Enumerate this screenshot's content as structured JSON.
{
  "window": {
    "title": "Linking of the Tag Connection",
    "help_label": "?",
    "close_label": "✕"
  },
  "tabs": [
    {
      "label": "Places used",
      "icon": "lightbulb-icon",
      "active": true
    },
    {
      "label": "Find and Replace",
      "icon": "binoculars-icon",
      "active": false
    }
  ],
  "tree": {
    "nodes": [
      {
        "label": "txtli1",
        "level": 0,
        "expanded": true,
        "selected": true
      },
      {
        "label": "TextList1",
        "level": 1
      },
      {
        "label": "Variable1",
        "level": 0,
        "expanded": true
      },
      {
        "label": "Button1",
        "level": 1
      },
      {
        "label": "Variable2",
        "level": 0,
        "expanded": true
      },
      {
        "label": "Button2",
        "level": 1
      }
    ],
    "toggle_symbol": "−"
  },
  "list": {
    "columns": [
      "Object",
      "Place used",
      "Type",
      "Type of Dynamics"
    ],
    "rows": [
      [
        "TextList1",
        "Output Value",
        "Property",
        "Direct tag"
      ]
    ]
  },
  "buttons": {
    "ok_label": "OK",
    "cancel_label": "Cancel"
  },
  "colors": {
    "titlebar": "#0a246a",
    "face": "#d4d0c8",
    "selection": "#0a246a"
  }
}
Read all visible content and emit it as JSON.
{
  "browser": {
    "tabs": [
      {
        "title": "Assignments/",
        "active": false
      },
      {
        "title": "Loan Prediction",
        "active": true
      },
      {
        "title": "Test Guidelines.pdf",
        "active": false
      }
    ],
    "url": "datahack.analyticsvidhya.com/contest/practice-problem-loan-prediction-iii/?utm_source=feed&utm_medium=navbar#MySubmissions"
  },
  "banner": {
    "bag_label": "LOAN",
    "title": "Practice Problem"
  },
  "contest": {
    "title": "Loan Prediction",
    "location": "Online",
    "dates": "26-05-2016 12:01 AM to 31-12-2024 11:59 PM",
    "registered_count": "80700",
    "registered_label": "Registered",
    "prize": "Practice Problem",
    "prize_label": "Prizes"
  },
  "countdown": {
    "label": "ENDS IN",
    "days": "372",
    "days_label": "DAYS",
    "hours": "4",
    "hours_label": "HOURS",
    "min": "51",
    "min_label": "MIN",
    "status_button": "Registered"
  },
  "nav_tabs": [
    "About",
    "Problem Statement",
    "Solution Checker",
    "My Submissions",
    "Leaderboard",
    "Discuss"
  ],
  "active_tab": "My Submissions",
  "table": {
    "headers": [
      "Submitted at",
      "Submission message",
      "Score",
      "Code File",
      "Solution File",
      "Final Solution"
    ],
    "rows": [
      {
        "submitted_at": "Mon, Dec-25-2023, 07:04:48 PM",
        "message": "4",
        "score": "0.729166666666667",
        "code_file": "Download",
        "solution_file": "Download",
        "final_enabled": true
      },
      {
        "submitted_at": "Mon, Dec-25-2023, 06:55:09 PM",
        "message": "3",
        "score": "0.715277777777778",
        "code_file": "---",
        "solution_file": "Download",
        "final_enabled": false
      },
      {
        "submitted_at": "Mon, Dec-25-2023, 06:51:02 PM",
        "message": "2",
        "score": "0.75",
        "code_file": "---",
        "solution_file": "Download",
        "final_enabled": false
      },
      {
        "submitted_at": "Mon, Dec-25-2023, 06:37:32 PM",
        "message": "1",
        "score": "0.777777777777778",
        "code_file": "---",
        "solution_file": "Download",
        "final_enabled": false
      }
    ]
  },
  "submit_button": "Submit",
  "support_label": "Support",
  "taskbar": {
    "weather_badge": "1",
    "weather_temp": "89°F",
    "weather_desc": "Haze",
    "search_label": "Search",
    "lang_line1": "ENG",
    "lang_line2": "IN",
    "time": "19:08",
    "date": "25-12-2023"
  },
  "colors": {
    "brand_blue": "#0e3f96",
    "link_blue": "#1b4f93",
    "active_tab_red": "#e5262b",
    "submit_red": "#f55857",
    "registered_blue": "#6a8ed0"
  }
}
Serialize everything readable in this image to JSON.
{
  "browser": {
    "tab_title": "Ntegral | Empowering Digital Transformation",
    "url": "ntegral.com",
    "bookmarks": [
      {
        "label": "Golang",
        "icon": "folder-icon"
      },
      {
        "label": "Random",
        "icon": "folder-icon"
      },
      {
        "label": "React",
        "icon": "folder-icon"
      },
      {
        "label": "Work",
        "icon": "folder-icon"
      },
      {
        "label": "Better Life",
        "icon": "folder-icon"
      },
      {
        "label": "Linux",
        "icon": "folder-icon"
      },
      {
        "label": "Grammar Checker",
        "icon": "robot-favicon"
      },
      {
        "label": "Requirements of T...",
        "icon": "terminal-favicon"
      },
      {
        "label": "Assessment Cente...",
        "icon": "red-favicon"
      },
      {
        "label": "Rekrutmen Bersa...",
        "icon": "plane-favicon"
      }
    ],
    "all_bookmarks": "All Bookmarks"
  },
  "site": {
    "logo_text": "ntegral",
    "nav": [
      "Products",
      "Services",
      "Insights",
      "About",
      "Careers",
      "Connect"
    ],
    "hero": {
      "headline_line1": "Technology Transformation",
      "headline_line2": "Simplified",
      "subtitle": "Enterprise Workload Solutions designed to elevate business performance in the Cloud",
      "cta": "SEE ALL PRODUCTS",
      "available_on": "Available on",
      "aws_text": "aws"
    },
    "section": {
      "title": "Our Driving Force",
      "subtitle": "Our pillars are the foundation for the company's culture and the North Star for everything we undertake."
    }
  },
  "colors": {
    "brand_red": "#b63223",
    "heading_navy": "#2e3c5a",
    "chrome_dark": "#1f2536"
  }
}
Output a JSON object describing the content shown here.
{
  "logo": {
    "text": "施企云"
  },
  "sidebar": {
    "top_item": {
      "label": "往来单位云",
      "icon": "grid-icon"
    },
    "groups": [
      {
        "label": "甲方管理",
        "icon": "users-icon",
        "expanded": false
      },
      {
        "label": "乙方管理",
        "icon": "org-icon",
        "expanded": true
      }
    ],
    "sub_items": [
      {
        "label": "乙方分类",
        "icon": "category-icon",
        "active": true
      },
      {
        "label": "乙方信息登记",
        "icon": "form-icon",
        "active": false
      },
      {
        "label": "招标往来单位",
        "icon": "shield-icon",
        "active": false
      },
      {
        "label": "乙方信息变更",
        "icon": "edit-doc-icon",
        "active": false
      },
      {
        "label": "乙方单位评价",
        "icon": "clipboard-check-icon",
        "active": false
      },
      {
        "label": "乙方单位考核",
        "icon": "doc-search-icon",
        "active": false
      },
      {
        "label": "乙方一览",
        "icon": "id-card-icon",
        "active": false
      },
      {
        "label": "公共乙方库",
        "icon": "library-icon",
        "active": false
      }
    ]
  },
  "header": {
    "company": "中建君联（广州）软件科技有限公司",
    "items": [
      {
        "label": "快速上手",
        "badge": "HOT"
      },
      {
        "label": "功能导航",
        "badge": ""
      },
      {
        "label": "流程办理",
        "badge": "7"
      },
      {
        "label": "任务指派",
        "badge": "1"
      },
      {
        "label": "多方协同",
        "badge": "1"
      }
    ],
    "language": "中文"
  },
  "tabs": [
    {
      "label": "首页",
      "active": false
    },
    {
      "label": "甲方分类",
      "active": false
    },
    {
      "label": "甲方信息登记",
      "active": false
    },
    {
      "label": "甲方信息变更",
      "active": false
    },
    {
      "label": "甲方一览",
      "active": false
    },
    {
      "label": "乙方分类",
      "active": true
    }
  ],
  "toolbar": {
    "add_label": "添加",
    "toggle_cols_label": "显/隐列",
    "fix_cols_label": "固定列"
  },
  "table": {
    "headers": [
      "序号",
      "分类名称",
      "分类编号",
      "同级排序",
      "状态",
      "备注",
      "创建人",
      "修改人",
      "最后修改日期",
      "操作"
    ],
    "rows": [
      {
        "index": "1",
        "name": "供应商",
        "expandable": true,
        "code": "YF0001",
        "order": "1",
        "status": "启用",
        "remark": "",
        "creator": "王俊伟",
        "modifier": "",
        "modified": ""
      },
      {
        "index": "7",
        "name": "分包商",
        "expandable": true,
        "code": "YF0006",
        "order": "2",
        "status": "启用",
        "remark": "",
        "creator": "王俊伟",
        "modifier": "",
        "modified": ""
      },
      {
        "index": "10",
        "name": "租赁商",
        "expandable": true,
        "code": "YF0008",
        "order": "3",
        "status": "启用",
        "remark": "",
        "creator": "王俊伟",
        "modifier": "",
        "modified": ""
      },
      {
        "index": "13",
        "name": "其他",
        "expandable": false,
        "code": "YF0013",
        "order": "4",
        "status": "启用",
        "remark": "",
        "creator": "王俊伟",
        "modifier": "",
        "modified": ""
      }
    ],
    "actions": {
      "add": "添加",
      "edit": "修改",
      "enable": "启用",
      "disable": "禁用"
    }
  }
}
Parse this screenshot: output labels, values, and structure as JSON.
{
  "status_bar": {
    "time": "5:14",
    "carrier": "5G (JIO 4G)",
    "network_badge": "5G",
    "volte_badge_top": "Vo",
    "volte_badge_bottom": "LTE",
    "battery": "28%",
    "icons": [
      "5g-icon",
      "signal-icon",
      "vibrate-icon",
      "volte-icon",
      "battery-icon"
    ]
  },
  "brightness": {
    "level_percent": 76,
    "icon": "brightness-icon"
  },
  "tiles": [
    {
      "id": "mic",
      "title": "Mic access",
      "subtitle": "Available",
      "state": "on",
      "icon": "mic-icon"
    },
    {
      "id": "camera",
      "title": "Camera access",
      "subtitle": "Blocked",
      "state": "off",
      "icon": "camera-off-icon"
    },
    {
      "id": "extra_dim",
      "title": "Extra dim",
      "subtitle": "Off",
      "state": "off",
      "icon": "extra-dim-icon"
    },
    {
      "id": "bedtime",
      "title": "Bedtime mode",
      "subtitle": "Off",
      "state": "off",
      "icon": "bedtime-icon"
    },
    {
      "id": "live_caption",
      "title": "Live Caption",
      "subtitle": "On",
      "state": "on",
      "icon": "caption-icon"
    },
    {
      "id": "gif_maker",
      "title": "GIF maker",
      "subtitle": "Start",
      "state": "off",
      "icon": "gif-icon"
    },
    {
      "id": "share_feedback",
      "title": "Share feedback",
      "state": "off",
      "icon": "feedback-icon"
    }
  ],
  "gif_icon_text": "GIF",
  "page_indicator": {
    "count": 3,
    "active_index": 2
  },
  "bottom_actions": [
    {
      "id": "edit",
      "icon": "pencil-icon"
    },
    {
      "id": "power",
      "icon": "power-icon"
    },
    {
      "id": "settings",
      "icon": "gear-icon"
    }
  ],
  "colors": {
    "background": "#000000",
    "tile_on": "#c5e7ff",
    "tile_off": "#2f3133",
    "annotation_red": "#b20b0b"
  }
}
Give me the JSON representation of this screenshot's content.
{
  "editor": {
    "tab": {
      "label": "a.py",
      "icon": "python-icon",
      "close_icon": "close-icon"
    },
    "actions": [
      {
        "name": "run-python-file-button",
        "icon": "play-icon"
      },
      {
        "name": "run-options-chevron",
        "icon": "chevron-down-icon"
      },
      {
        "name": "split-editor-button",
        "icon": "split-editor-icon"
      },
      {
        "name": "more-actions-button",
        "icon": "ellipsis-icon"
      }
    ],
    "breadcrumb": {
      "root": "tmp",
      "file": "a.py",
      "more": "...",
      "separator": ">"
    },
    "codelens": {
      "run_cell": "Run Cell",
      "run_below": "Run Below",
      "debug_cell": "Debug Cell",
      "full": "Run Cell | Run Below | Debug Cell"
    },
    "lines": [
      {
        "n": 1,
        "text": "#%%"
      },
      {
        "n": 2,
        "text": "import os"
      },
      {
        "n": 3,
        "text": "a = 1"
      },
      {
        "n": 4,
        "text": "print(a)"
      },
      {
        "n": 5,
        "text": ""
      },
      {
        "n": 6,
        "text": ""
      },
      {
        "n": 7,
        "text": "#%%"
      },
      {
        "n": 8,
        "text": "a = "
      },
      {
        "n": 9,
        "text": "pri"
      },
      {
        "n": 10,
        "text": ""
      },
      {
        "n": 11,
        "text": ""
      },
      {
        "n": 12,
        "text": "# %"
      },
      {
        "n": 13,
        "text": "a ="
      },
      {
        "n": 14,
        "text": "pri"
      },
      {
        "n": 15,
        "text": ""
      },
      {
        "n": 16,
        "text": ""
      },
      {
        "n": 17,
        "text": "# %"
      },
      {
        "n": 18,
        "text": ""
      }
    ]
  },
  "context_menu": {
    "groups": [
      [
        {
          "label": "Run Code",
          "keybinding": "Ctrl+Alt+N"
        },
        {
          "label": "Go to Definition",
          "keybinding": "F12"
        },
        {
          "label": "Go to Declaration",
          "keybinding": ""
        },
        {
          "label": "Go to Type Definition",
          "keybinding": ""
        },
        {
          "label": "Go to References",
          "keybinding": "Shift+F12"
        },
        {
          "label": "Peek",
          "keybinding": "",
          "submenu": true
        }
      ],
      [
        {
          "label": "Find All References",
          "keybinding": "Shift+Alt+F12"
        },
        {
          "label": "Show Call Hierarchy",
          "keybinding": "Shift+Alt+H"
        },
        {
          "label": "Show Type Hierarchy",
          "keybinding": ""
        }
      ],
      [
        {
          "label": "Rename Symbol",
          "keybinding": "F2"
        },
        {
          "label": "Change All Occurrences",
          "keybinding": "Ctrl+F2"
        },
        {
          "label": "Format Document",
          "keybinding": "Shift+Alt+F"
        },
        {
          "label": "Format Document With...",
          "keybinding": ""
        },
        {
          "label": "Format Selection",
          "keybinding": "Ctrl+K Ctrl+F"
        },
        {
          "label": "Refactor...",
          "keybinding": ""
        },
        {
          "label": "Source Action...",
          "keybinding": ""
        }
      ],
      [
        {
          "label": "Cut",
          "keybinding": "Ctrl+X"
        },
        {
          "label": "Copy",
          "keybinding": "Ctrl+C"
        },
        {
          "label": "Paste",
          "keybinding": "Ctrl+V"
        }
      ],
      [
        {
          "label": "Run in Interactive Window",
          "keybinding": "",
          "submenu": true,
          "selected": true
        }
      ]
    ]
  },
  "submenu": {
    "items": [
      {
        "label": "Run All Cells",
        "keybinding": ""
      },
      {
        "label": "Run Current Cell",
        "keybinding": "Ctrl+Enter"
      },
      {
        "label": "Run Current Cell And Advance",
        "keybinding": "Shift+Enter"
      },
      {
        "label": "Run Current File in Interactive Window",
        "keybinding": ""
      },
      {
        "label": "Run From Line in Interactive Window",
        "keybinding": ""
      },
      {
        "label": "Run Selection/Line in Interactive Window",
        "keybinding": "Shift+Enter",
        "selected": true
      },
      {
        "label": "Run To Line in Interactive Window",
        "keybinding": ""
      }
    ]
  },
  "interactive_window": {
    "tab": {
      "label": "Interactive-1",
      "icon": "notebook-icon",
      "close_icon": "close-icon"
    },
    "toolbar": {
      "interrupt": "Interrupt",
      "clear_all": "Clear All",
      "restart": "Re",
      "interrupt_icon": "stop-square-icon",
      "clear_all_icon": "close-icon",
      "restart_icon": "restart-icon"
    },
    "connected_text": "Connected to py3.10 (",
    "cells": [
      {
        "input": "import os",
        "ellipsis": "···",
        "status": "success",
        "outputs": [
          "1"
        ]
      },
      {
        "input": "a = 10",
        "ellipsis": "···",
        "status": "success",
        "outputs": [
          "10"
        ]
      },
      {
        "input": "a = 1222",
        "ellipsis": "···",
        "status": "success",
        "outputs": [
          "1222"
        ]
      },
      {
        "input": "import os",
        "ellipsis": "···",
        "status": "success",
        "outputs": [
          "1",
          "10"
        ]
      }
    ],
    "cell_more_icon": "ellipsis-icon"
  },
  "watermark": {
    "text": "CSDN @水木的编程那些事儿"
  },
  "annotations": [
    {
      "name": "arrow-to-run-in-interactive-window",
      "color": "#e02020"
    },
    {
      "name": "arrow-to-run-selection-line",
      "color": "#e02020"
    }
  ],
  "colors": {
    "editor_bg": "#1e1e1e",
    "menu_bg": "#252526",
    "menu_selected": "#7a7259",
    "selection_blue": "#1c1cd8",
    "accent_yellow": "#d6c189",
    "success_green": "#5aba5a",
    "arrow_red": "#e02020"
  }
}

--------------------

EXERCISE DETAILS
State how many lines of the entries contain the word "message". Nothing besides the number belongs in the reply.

ANSWER TO THE EXERCISE
5